REQUIREMENT: Write the records out again, exactly as they stand below.

━━━━━ EXERCISE DATA ━━━━━

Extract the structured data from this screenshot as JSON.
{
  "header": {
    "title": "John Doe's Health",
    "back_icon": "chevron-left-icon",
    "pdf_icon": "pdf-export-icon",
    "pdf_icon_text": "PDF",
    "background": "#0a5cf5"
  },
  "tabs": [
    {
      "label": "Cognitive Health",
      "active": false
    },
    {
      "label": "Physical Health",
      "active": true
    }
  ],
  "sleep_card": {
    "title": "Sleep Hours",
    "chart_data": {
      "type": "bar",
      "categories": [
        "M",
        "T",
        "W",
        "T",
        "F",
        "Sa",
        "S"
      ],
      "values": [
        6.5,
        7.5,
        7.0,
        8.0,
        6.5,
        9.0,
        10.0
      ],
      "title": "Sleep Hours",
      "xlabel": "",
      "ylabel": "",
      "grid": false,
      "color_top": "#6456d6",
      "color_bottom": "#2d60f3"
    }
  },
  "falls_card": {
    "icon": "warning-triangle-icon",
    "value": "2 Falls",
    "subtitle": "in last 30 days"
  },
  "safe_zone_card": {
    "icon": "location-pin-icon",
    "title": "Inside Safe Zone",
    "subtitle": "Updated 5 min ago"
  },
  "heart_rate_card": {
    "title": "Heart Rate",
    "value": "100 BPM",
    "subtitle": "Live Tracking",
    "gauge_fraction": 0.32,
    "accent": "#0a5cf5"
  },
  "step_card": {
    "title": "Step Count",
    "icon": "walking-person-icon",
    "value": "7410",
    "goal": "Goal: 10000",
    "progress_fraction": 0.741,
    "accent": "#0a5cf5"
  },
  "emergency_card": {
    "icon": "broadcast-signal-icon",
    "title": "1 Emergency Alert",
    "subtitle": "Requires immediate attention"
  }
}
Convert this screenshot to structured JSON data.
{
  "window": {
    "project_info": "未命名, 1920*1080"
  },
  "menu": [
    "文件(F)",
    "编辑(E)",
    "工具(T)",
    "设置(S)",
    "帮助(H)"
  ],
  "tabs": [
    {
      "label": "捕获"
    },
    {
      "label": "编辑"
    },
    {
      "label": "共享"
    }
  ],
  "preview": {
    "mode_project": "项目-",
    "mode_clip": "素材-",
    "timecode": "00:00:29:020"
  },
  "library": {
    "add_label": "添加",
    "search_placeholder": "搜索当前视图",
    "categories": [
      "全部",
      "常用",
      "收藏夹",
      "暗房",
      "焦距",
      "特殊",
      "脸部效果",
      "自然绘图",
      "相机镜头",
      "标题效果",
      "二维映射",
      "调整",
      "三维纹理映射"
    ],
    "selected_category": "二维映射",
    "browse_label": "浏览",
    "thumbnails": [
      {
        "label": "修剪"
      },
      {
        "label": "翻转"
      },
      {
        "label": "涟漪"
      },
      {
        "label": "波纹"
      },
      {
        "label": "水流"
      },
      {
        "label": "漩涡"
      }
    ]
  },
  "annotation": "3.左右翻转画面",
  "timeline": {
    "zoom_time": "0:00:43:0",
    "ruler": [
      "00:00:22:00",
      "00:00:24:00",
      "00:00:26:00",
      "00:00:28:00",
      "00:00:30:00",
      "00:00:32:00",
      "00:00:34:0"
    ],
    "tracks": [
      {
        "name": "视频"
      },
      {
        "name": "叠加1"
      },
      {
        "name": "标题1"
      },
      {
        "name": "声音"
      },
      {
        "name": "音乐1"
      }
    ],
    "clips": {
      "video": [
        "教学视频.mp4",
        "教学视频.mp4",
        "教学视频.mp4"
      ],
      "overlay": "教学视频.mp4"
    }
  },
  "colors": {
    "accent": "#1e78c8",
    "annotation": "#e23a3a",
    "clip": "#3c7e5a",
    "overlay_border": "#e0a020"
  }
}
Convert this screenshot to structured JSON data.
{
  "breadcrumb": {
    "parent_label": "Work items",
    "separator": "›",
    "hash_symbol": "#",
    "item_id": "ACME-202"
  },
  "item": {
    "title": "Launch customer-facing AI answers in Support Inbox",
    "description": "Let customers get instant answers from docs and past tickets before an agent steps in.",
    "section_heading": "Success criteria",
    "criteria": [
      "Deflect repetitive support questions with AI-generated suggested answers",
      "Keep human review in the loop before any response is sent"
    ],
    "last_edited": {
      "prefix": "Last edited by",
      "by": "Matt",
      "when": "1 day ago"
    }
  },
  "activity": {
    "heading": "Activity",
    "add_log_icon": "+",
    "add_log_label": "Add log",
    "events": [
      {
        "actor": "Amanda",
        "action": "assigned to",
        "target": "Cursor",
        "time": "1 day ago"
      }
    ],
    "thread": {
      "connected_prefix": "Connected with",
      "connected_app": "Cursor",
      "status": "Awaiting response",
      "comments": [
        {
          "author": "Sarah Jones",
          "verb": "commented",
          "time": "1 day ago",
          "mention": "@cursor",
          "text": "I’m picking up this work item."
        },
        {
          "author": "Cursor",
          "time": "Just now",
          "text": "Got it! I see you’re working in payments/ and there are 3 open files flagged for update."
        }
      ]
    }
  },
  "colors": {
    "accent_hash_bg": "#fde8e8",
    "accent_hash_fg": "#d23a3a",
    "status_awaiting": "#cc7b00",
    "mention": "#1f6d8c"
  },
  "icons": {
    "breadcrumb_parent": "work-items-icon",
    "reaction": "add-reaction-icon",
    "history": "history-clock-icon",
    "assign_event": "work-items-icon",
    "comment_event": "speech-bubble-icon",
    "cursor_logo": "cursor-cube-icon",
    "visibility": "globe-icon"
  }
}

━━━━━

ANSWER BOX:
Extract the structured data from this screenshot as JSON.
{
  "header": {
    "title": "John Doe's Health",
    "back_icon": "chevron-left-icon",
    "pdf_icon": "pdf-export-icon",
    "pdf_icon_text": "PDF",
    "background": "#0a5cf5"
  },
  "tabs": [
    {
      "label": "Cognitive Health",
      "active": false
    },
    {
      "label": "Physical Health",
      "active": true
    }
  ],
  "sleep_card": {
    "title": "Sleep Hours",
    "chart_data": {
      "type": "bar",
      "categories": [
        "M",
        "T",
        "W",
        "T",
        "F",
        "Sa",
        "S"
      ],
      "values": [
        6.5,
        7.5,
        7.0,
        8.0,
        6.5,
        9.0,
        10.0
      ],
      "title": "Sleep Hours",
      "xlabel": "",
      "ylabel": "",
      "grid": false,
      "color_top": "#6456d6",
      "color_bottom": "#2d60f3"
    }
  },
  "falls_card": {
    "icon": "warning-triangle-icon",
    "value": "2 Falls",
    "subtitle": "in last 30 days"
  },
  "safe_zone_card": {
    "icon": "location-pin-icon",
    "title": "Inside Safe Zone",
    "subtitle": "Updated 5 min ago"
  },
  "heart_rate_card": {
    "title": "Heart Rate",
    "value": "100 BPM",
    "subtitle": "Live Tracking",
    "gauge_fraction": 0.32,
    "accent": "#0a5cf5"
  },
  "step_card": {
    "title": "Step Count",
    "icon": "walking-person-icon",
    "value": "7410",
    "goal": "Goal: 10000",
    "progress_fraction": 0.741,
    "accent": "#0a5cf5"
  },
  "emergency_card": {
    "icon": "broadcast-signal-icon",
    "title": "1 Emergency Alert",
    "subtitle": "Requires immediate attention"
  }
}
Convert this screenshot to structured JSON data.
{
  "window": {
    "project_info": "未命名, 1920*1080"
  },
  "menu": [
    "文件(F)",
    "编辑(E)",
    "工具(T)",
    "设置(S)",
    "帮助(H)"
  ],
  "tabs": [
    {
      "label": "捕获"
    },
    {
      "label": "编辑"
    },
    {
      "label": "共享"
    }
  ],
  "preview": {
    "mode_project": "项目-",
    "mode_clip": "素材-",
    "timecode": "00:00:29:020"
  },
  "library": {
    "add_label": "添加",
    "search_placeholder": "搜索当前视图",
    "categories": [
      "全部",
      "常用",
      "收藏夹",
      "暗房",
      "焦距",
      "特殊",
      "脸部效果",
      "自然绘图",
      "相机镜头",
      "标题效果",
      "二维映射",
      "调整",
      "三维纹理映射"
    ],
    "selected_category": "二维映射",
    "browse_label": "浏览",
    "thumbnails": [
      {
        "label": "修剪"
      },
      {
        "label": "翻转"
      },
      {
        "label": "涟漪"
      },
      {
        "label": "波纹"
      },
      {
        "label": "水流"
      },
      {
        "label": "漩涡"
      }
    ]
  },
  "annotation": "3.左右翻转画面",
  "timeline": {
    "zoom_time": "0:00:43:0",
    "ruler": [
      "00:00:22:00",
      "00:00:24:00",
      "00:00:26:00",
      "00:00:28:00",
      "00:00:30:00",
      "00:00:32:00",
      "00:00:34:0"
    ],
    "tracks": [
      {
        "name": "视频"
      },
      {
        "name": "叠加1"
      },
      {
        "name": "标题1"
      },
      {
        "name": "声音"
      },
      {
        "name": "音乐1"
      }
    ],
    "clips": {
      "video": [
        "教学视频.mp4",
        "教学视频.mp4",
        "教学视频.mp4"
      ],
      "overlay": "教学视频.mp4"
    }
  },
  "colors": {
    "accent": "#1e78c8",
    "annotation": "#e23a3a",
    "clip": "#3c7e5a",
    "overlay_border": "#e0a020"
  }
}
Convert this screenshot to structured JSON data.
{
  "breadcrumb": {
    "parent_label": "Work items",
    "separator": "›",
    "hash_symbol": "#",
    "item_id": "ACME-202"
  },
  "item": {
    "title": "Launch customer-facing AI answers in Support Inbox",
    "description": "Let customers get instant answers from docs and past tickets before an agent steps in.",
    "section_heading": "Success criteria",
    "criteria": [
      "Deflect repetitive support questions with AI-generated suggested answers",
      "Keep human review in the loop before any response is sent"
    ],
    "last_edited": {
      "prefix": "Last edited by",
      "by": "Matt",
      "when": "1 day ago"
    }
  },
  "activity": {
    "heading": "Activity",
    "add_log_icon": "+",
    "add_log_label": "Add log",
    "events": [
      {
        "actor": "Amanda",
        "action": "assigned to",
        "target": "Cursor",
        "time": "1 day ago"
      }
    ],
    "thread": {
      "connected_prefix": "Connected with",
      "connected_app": "Cursor",
      "status": "Awaiting response",
      "comments": [
        {
          "author": "Sarah Jones",
          "verb": "commented",
          "time": "1 day ago",
          "mention": "@cursor",
          "text": "I’m picking up this work item."
        },
        {
          "author": "Cursor",
          "time": "Just now",
          "text": "Got it! I see you’re working in payments/ and there are 3 open files flagged for update."
        }
      ]
    }
  },
  "colors": {
    "accent_hash_bg": "#fde8e8",
    "accent_hash_fg": "#d23a3a",
    "status_awaiting": "#cc7b00",
    "mention": "#1f6d8c"
  },
  "icons": {
    "breadcrumb_parent": "work-items-icon",
    "reaction": "add-reaction-icon",
    "history": "history-clock-icon",
    "assign_event": "work-items-icon",
    "comment_event": "speech-bubble-icon",
    "cursor_logo": "cursor-cube-icon",
    "visibility": "globe-icon"
  }
}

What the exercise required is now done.